He also gathered material for a book he planned to publish under the possible title, "Around the World on a Pencil." His travels brought him to San Francisco by May 1909, when one of the newspapers wrote: "Vasco Loureiro, a brilliant young English sketch artist, is in San Francisco taking mental snapshots of the city."
The word "Vasco" means "Basque," and meanwhile in Livermore, Vasco Road had been named after a nearby settlement. Perhaps the artist was doing sketches in San Francisco when someone from Livermore asked him about the name of the road, Homan conjectured.
"It was a lot easier to get here in 1910 from San Francisco," she noted. "You could hop on the train in San Francisco and come down below the Bay through Niles and on to Livermore."
Vasco also stopped at some point in Pleasanton, she said, because they uncovered two watercolors he painted here, one he called "Pleasanton" and another that shows himself with a drawing board looking at three little girls, trying to decide which to portray.
By 1916, Vasco had returned to Australia, which was embroiled in World War I. After 7,594 Australians died at the battle of Gallipoli, he joined the army, saying on his enlistment forms that he was a caricaturist and draftsman. He trained in England then served as an engineer on the western front in France; he died Aug. 3, 1918, in a hospital in England as a result from wounds, at the age of 35. His drawing books were sent to his widow in Australia, where much of his artwork from the war now hangs in museums.
Homan and Finn contacted people all over the world while doing their research, and one man is coming from Australia next week to see the original sketches and visit with them.

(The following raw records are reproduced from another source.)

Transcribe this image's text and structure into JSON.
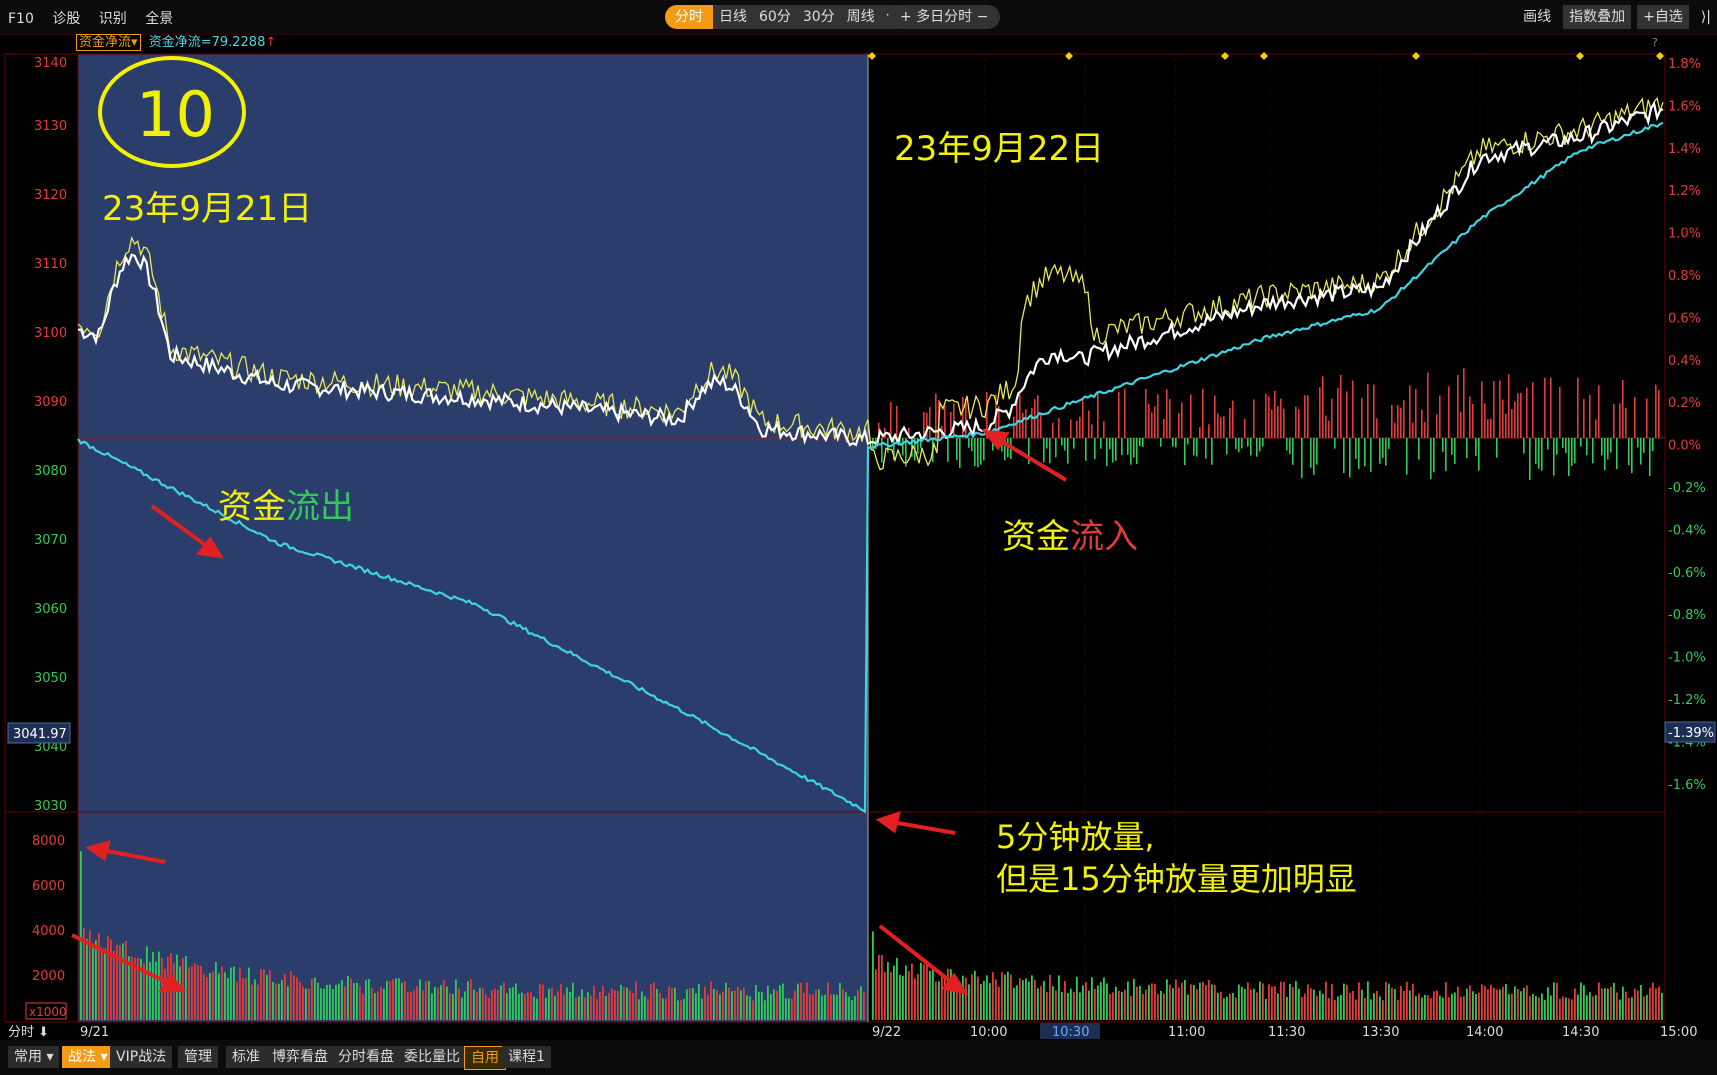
{
  "toolbar": {
    "left_items": [
      "F10",
      "诊股",
      "识别",
      "全景"
    ],
    "periods": [
      "分时",
      "日线",
      "60分",
      "30分",
      "周线"
    ],
    "multi_day": "多日分时",
    "right_items": [
      "画线",
      "指数叠加",
      "自选"
    ]
  },
  "indicator": {
    "name": "资金净流",
    "value": "资金净流=79.2288",
    "arrow": "↑"
  },
  "axes": {
    "left_ticks": [
      "3140",
      "3130",
      "3120",
      "3110",
      "3100",
      "3090",
      "3080",
      "3070",
      "3060",
      "3050",
      "3040",
      "3030"
    ],
    "right_ticks": [
      "1.8%",
      "1.6%",
      "1.4%",
      "1.2%",
      "1.0%",
      "0.8%",
      "0.6%",
      "0.4%",
      "0.2%",
      "0.0%",
      "-0.2%",
      "-0.4%",
      "-0.6%",
      "-0.8%",
      "-1.0%",
      "-1.2%",
      "-1.4%",
      "-1.6%"
    ],
    "price_marker": "3041.97",
    "pct_marker": "-1.39%",
    "vol_ticks": [
      "8000",
      "6000",
      "4000",
      "2000"
    ],
    "vol_unit": "x1000",
    "time_ticks": [
      "9/21",
      "9/22",
      "10:00",
      "10:30",
      "11:00",
      "11:30",
      "13:30",
      "14:00",
      "14:30",
      "15:00"
    ],
    "time_left_label": "分时",
    "help": "?"
  },
  "annotations": {
    "circle_number": "10",
    "date1": "23年9月21日",
    "date2": "23年9月22日",
    "outflow_a": "资金",
    "outflow_b": "流出",
    "inflow_a": "资金",
    "inflow_b": "流入",
    "vol_note_1": "5分钟放量,",
    "vol_note_2": "但是15分钟放量更加明显"
  },
  "bottom_tabs": [
    "常用",
    "战法",
    "VIP战法",
    "管理",
    "标准",
    "博弈看盘",
    "分时看盘",
    "委比量比",
    "自用",
    "课程1"
  ],
  "colors": {
    "up": "#e33b3b",
    "down": "#2ecc55",
    "price": "#ffffff",
    "avg": "#e8e85a",
    "flow": "#3fd3e0",
    "day1_bg": "#2a3d6b",
    "grid": "#6b0000"
  },
  "chart_data": {
    "type": "line",
    "x": [
      "9/21 09:30",
      "9/21 10:30",
      "9/21 11:30",
      "9/21 14:00",
      "9/21 15:00",
      "9/22 09:30",
      "9/22 10:00",
      "9/22 10:30",
      "9/22 11:30",
      "9/22 13:30",
      "9/22 14:00",
      "9/22 14:30",
      "9/22 15:00"
    ],
    "series": [
      {
        "name": "",
        "values": [
          3100,
          3092,
          3090,
          3087,
          3084,
          3084,
          3086,
          3096,
          3104,
          3106,
          3125,
          3128,
          3132
        ]
      },
      {
        "name": "资金净流",
        "values": [
          3084,
          3069,
          3060,
          3045,
          3030,
          3083,
          3085,
          3090,
          3099,
          3103,
          3116,
          3126,
          3130
        ]
      }
    ],
    "ylim": [
      3030,
      3140
    ],
    "volume_unit": "x1000",
    "volume_peaks": [
      8000,
      4200
    ]
  }
}
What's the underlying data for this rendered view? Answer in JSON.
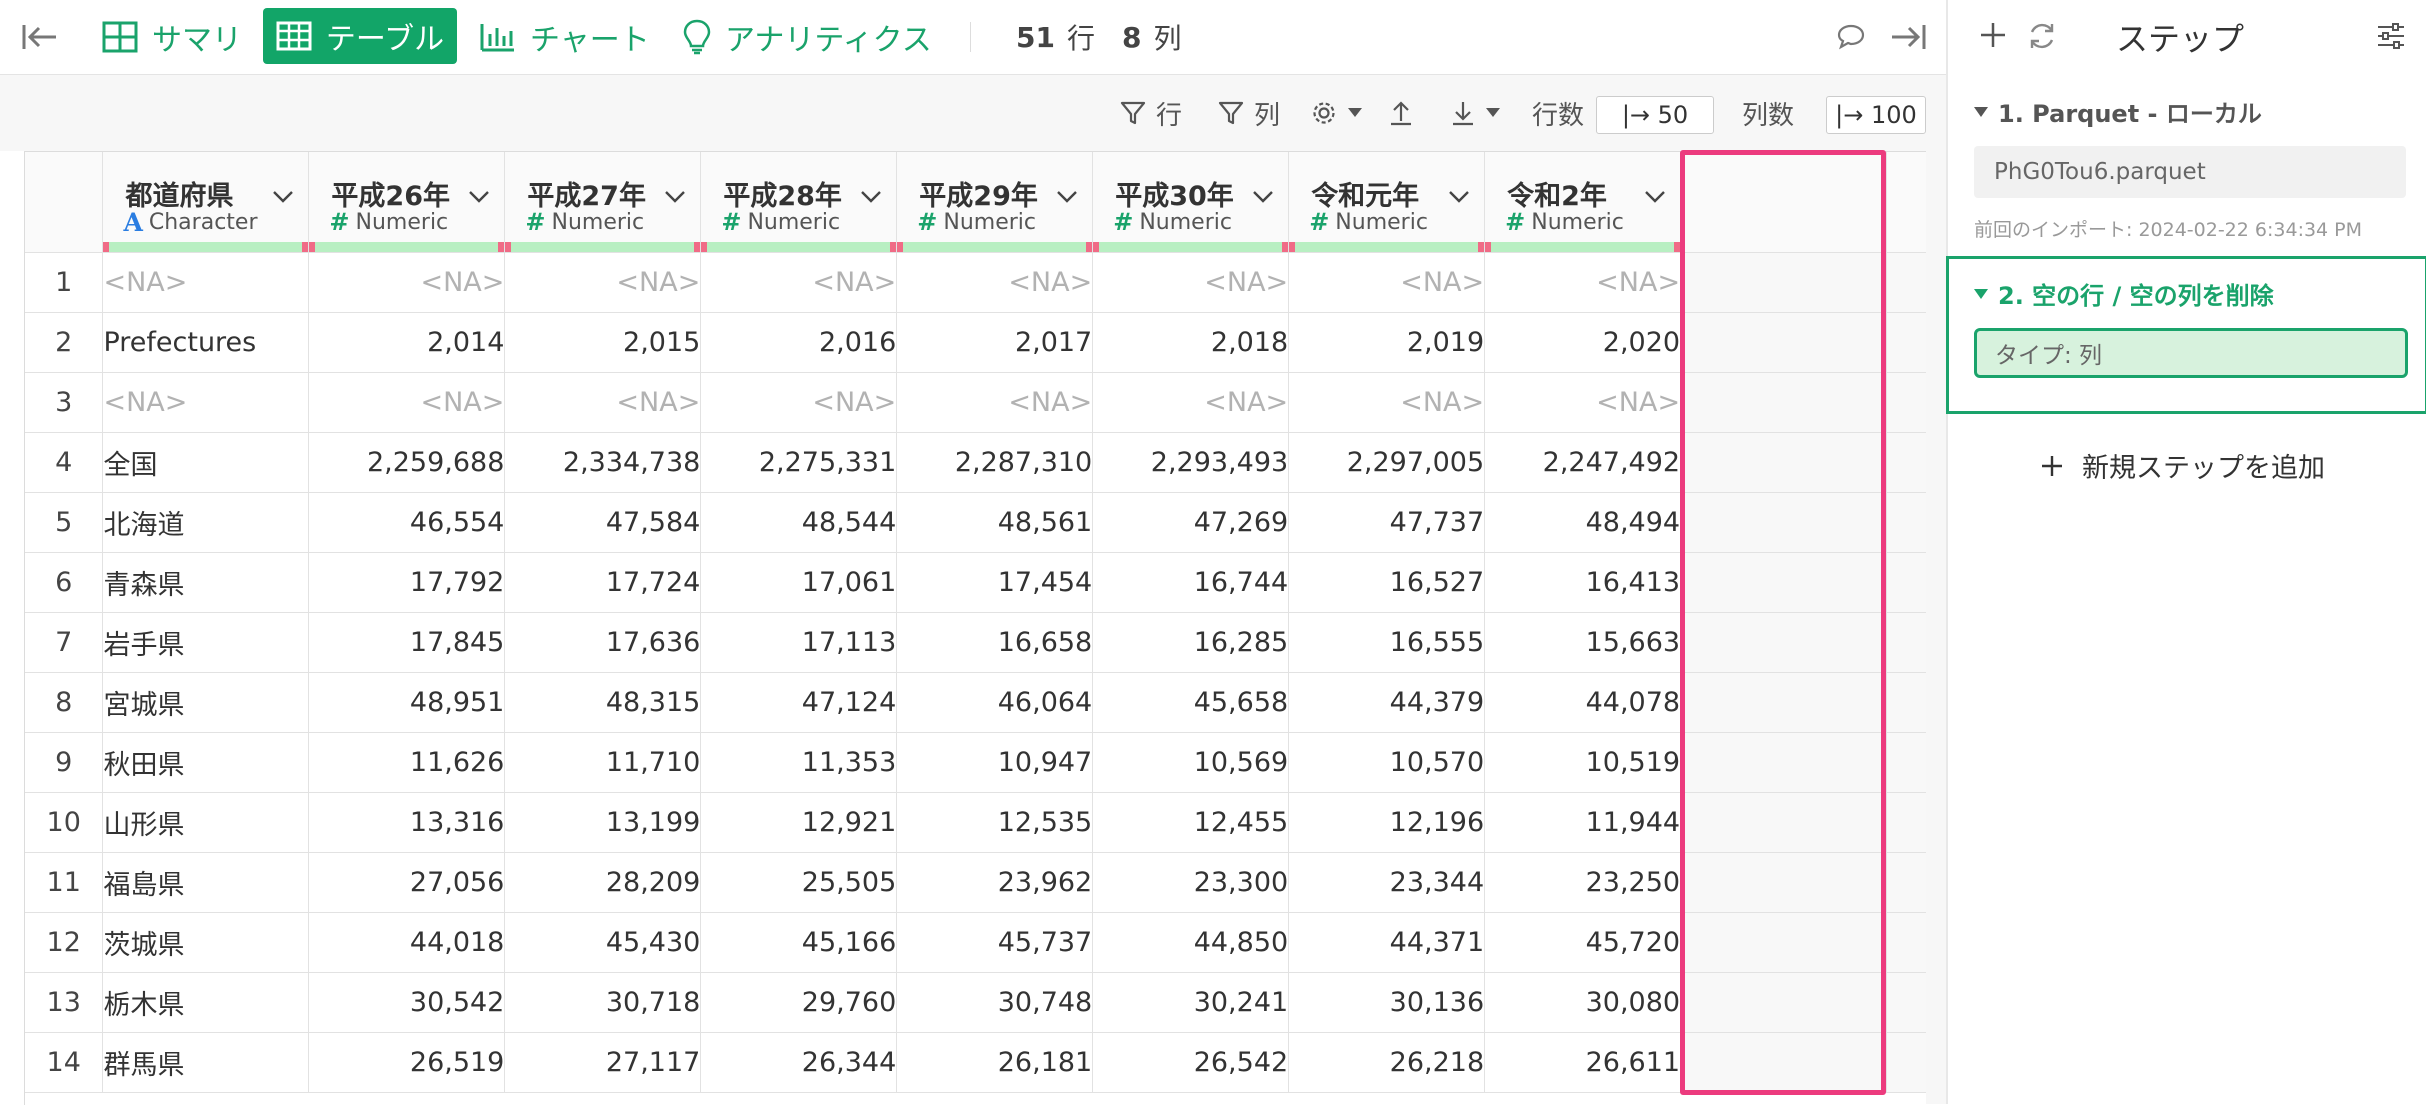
{
  "toolbar": {
    "tabs": [
      {
        "label": "サマリ",
        "icon": "summary-grid-icon"
      },
      {
        "label": "テーブル",
        "icon": "table-icon",
        "active": true
      },
      {
        "label": "チャート",
        "icon": "bar-chart-icon"
      },
      {
        "label": "アナリティクス",
        "icon": "lightbulb-icon"
      }
    ],
    "row_count": "51",
    "row_unit": "行",
    "col_count": "8",
    "col_unit": "列"
  },
  "subtoolbar": {
    "filter_row_label": "行",
    "filter_col_label": "列",
    "rows_label": "行数",
    "rows_value": "|→ 50",
    "cols_label": "列数",
    "cols_value": "|→ 100"
  },
  "table": {
    "columns": [
      {
        "name": "都道府県",
        "type": "Character"
      },
      {
        "name": "平成26年",
        "type": "Numeric"
      },
      {
        "name": "平成27年",
        "type": "Numeric"
      },
      {
        "name": "平成28年",
        "type": "Numeric"
      },
      {
        "name": "平成29年",
        "type": "Numeric"
      },
      {
        "name": "平成30年",
        "type": "Numeric"
      },
      {
        "name": "令和元年",
        "type": "Numeric"
      },
      {
        "name": "令和2年",
        "type": "Numeric"
      }
    ],
    "rows": [
      [
        "1",
        "<NA>",
        "<NA>",
        "<NA>",
        "<NA>",
        "<NA>",
        "<NA>",
        "<NA>",
        "<NA>"
      ],
      [
        "2",
        "Prefectures",
        "2,014",
        "2,015",
        "2,016",
        "2,017",
        "2,018",
        "2,019",
        "2,020"
      ],
      [
        "3",
        "<NA>",
        "<NA>",
        "<NA>",
        "<NA>",
        "<NA>",
        "<NA>",
        "<NA>",
        "<NA>"
      ],
      [
        "4",
        "全国",
        "2,259,688",
        "2,334,738",
        "2,275,331",
        "2,287,310",
        "2,293,493",
        "2,297,005",
        "2,247,492"
      ],
      [
        "5",
        "北海道",
        "46,554",
        "47,584",
        "48,544",
        "48,561",
        "47,269",
        "47,737",
        "48,494"
      ],
      [
        "6",
        "青森県",
        "17,792",
        "17,724",
        "17,061",
        "17,454",
        "16,744",
        "16,527",
        "16,413"
      ],
      [
        "7",
        "岩手県",
        "17,845",
        "17,636",
        "17,113",
        "16,658",
        "16,285",
        "16,555",
        "15,663"
      ],
      [
        "8",
        "宮城県",
        "48,951",
        "48,315",
        "47,124",
        "46,064",
        "45,658",
        "44,379",
        "44,078"
      ],
      [
        "9",
        "秋田県",
        "11,626",
        "11,710",
        "11,353",
        "10,947",
        "10,569",
        "10,570",
        "10,519"
      ],
      [
        "10",
        "山形県",
        "13,316",
        "13,199",
        "12,921",
        "12,535",
        "12,455",
        "12,196",
        "11,944"
      ],
      [
        "11",
        "福島県",
        "27,056",
        "28,209",
        "25,505",
        "23,962",
        "23,300",
        "23,344",
        "23,250"
      ],
      [
        "12",
        "茨城県",
        "44,018",
        "45,430",
        "45,166",
        "45,737",
        "44,850",
        "44,371",
        "45,720"
      ],
      [
        "13",
        "栃木県",
        "30,542",
        "30,718",
        "29,760",
        "30,748",
        "30,241",
        "30,136",
        "30,080"
      ],
      [
        "14",
        "群馬県",
        "26,519",
        "27,117",
        "26,344",
        "26,181",
        "26,542",
        "26,218",
        "26,611"
      ]
    ]
  },
  "side": {
    "title": "ステップ",
    "step1_title": "1. Parquet - ローカル",
    "step1_file": "PhG0Tou6.parquet",
    "step1_meta": "前回のインポート: 2024-02-22 6:34:34 PM",
    "step2_title": "2. 空の行 / 空の列を削除",
    "step2_field": "タイプ: 列",
    "add_step": "新規ステップを追加"
  },
  "colors": {
    "accent": "#12a568",
    "highlight": "#ec3b7e"
  }
}
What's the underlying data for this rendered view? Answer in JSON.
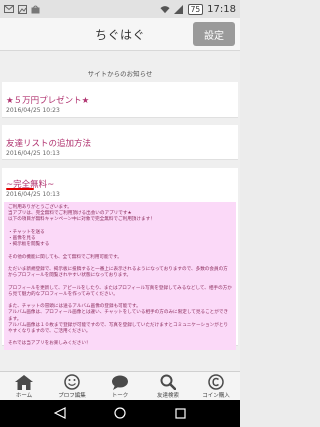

"He found photographs of Vasco and of his wife and came up with some more material," Homan said. This included information about the Pleasanton watercolors.
"We're hoping that maybe Vasco did work in Pleasanton that we haven't heard about," Homan said. "There's always a hope that one's floating around in someone's home."
"Vasco's Livermore, 1910: Portraits from the Hub Saloon" is available for $24 at local bookstores and Arden Lane Nursery as well as at the library. Homan and Finn also give talks with PowerPoint presentations on Vasco and his portraits.
The authors have offered to share their research with descendents of the 43 men memorialized in the drawings. To learn more, email Finn at email@example.com.
Footnotes: Pleasanton resident George Johnston, an early sheep raiser in the area, is portrayed wearing a shamrock and being led by a lamb. He was born in Ireland in 1830, came to America in 1854, and to Alameda County about 1856. He lived in the large house at the corner of Second Street and Arendt Way in Pleasanton. His obituary in the Herald stated he that spent a lot of time in Livermore because of his ranching interests.
Antone "Tony" Frank Schweer moved to Pleasanton from the Eden Township with his siblings and widowed mother in 1874. In 1889 he married Maria Angelita Bernal, who had property near the racetrack. He came to own the Fashion Livery Feed and Sale Stable on Main Street, and later Schweer Mortuary. He also had 230 acres outside Livermore on Tesla Road. Vasco drew him with his boots on, so the authors conjecture he traveled through Livermore to check on his fields and cattle. He died in 1912 at the age of 50.